I was a teenager in 1967 and completely oblivious to Friedman, the AEA and even economics. But in the mid-1970s, when in graduate school at Yale, a centre of Keynesianism where eventual (1981) Nobel laureate James Tobin was leading the defence against Friedman’s then-ascendant monetarism, I got a sense of how vigorous and sometimes bitter the disagreement over ideas could be. (It’s interesting in this light that in his acknowledgements Friedman thanks Tobin, among others, for comments on a draft of the address. In all, four of the people he thanked, including Tobin, went on to win the Nobel Prize in Economics, which was introduced two years later and which Friedman himself won in 1976.)
The natural rate continues to be debated in economics. In fact, the blue-chip University of Chicago IGM Forum this week takes on the question of whether the United States. has hit “maximum sustainable employment,” which is a concept quite like the natural rate. (The Forum consensus is that such a maximum does exist but Forum opinion is almost perfectly evenly divided on whether the U.S. has reached it.)
Olivier Blanchard, a prominent “New Keynesian,” has a new paper out for the Peterson Institute for International Economics titled Should we reject the Natural Rate hypothesis?. His answer is a qualified “No.” He notes that over the last few decades the way people form expectations about inflation seems to have changed. Consistent with the original Phillips Curve story, current rates of inflation didn’t have much effect on expectations before inflation ramped up in the 1970s. After it did, however, they were almost all that determined expectations. But now, after a couple of decades in which most central banks have been targeting inflation and doing a reasonable job of hitting their targets, current inflation is back to having not much effect on expectations.
It seems people dismiss yesterday’s news, possibly because they’ve been convinced central banks can and will hit their declared targets. Of course, the link having been cut between today’s inflation and people’s expectation of future inflation, we’re back to a situation in which purposefully generated inflation can cut unemployment, at least in the short run—which in effect is what Blanchard recommends.
Friedman did emphasize in 1967 that it’s very hard to know the exact value of the natural rate at any time—it changes with demographics, employment laws, welfare spending, unemployment insurance levels, social mores and the like—most of which governments, though not central banks, can influence.
Blanchard believes that, with many Americans having dropped out of the work force because they’ve had trouble finding jobs, the official unemployment rate currently understates unemployment, so there’s still room for a policy-led expansion of unemployment. Other economists will argue that with the U.S. rate at 4.1 per cent, a 17-year low and not that far from where it was (3.8 per cent) when Friedman spoke in 1967, we’re getting close to the natural rate.
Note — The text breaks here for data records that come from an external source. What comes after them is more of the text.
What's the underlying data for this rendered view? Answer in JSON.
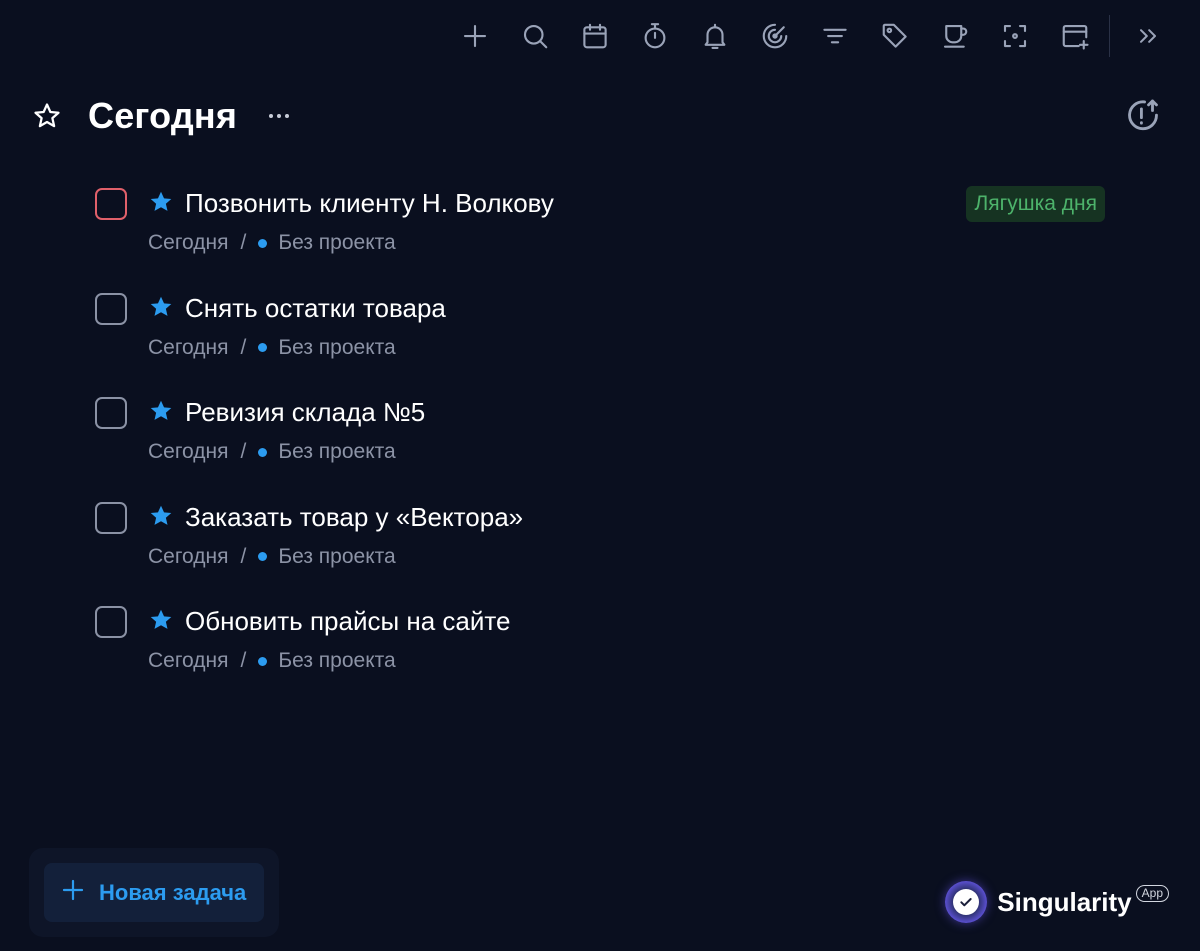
{
  "toolbar": {
    "items": [
      {
        "name": "add",
        "icon": "plus-icon"
      },
      {
        "name": "search",
        "icon": "search-icon"
      },
      {
        "name": "calendar",
        "icon": "calendar-icon"
      },
      {
        "name": "timer",
        "icon": "stopwatch-icon"
      },
      {
        "name": "reminders",
        "icon": "bell-icon"
      },
      {
        "name": "focus",
        "icon": "target-icon"
      },
      {
        "name": "filter",
        "icon": "filter-icon"
      },
      {
        "name": "tags",
        "icon": "tag-icon"
      },
      {
        "name": "break",
        "icon": "coffee-cup-icon"
      },
      {
        "name": "focus-mode",
        "icon": "focus-frame-icon"
      },
      {
        "name": "add-project",
        "icon": "folder-plus-icon"
      },
      {
        "name": "collapse",
        "icon": "chevrons-right-icon"
      }
    ]
  },
  "header": {
    "title": "Сегодня",
    "favorite_icon": "star-outline-icon",
    "menu_icon": "more-dots-icon",
    "right_icon": "priority-sort-icon"
  },
  "tasks": [
    {
      "title": "Позвонить клиенту Н. Волкову",
      "date": "Сегодня",
      "separator": "/",
      "project": "Без проекта",
      "badge": "Лягушка дня",
      "checkbox_color": "#e0606a"
    },
    {
      "title": "Снять остатки товара",
      "date": "Сегодня",
      "separator": "/",
      "project": "Без проекта",
      "badge": "",
      "checkbox_color": "#8b92a5"
    },
    {
      "title": "Ревизия склада №5",
      "date": "Сегодня",
      "separator": "/",
      "project": "Без проекта",
      "badge": "",
      "checkbox_color": "#8b92a5"
    },
    {
      "title": "Заказать товар у «Вектора»",
      "date": "Сегодня",
      "separator": "/",
      "project": "Без проекта",
      "badge": "",
      "checkbox_color": "#8b92a5"
    },
    {
      "title": "Обновить прайсы на сайте",
      "date": "Сегодня",
      "separator": "/",
      "project": "Без проекта",
      "badge": "",
      "checkbox_color": "#8b92a5"
    }
  ],
  "new_task": {
    "label": "Новая задача",
    "icon": "plus-icon"
  },
  "brand": {
    "name": "Singularity",
    "tag": "App",
    "logo_icon": "check-circle-icon"
  },
  "colors": {
    "background": "#0a0f1f",
    "accent": "#2c9cf0",
    "frog_badge_bg": "#163322",
    "frog_badge_text": "#4db36b",
    "muted_text": "#8c93a6"
  }
}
Given the Fed’s historic tendency to, as Friedman put it in 1967, do “too little, too late,” it may be time to continue easing onto the brakes.
Note: In Canada we’re at 6.1 per cent unemployment vs. 4.4 per cent in December 1967. But the way unemployment is calculated went through a major change in 1976 so the numbers aren’t strictly comparable and the labour force contains many more “secondary” earners than it did then.